*** Opening of Supplied records ***
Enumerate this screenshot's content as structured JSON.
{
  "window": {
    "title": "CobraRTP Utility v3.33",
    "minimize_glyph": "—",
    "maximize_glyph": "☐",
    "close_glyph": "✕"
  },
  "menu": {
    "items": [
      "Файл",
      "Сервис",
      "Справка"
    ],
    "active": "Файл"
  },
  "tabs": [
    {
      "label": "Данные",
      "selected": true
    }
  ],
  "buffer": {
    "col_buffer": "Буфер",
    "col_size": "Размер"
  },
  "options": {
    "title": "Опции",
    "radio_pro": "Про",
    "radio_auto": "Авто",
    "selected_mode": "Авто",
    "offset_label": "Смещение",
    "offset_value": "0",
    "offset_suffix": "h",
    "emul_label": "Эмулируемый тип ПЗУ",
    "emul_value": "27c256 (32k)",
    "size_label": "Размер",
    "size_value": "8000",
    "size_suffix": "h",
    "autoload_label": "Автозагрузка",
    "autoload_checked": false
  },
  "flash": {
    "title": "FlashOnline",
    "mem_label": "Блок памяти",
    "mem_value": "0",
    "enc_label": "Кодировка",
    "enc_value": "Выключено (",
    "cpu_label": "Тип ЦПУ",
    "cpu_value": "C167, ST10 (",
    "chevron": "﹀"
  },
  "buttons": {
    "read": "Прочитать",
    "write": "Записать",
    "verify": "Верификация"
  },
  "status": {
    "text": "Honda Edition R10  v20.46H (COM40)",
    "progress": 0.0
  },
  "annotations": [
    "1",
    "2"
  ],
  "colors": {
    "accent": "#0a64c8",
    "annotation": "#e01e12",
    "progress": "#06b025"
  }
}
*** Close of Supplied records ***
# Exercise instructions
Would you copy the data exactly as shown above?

# Answer
Enumerate this screenshot's content as structured JSON.
{
  "window": {
    "title": "CobraRTP Utility v3.33",
    "minimize_glyph": "—",
    "maximize_glyph": "☐",
    "close_glyph": "✕"
  },
  "menu": {
    "items": [
      "Файл",
      "Сервис",
      "Справка"
    ],
    "active": "Файл"
  },
  "tabs": [
    {
      "label": "Данные",
      "selected": true
    }
  ],
  "buffer": {
    "col_buffer": "Буфер",
    "col_size": "Размер"
  },
  "options": {
    "title": "Опции",
    "radio_pro": "Про",
    "radio_auto": "Авто",
    "selected_mode": "Авто",
    "offset_label": "Смещение",
    "offset_value": "0",
    "offset_suffix": "h",
    "emul_label": "Эмулируемый тип ПЗУ",
    "emul_value": "27c256 (32k)",
    "size_label": "Размер",
    "size_value": "8000",
    "size_suffix": "h",
    "autoload_label": "Автозагрузка",
    "autoload_checked": false
  },
  "flash": {
    "title": "FlashOnline",
    "mem_label": "Блок памяти",
    "mem_value": "0",
    "enc_label": "Кодировка",
    "enc_value": "Выключено (",
    "cpu_label": "Тип ЦПУ",
    "cpu_value": "C167, ST10 (",
    "chevron": "﹀"
  },
  "buttons": {
    "read": "Прочитать",
    "write": "Записать",
    "verify": "Верификация"
  },
  "status": {
    "text": "Honda Edition R10  v20.46H (COM40)",
    "progress": 0.0
  },
  "annotations": [
    "1",
    "2"
  ],
  "colors": {
    "accent": "#0a64c8",
    "annotation": "#e01e12",
    "progress": "#06b025"
  }
}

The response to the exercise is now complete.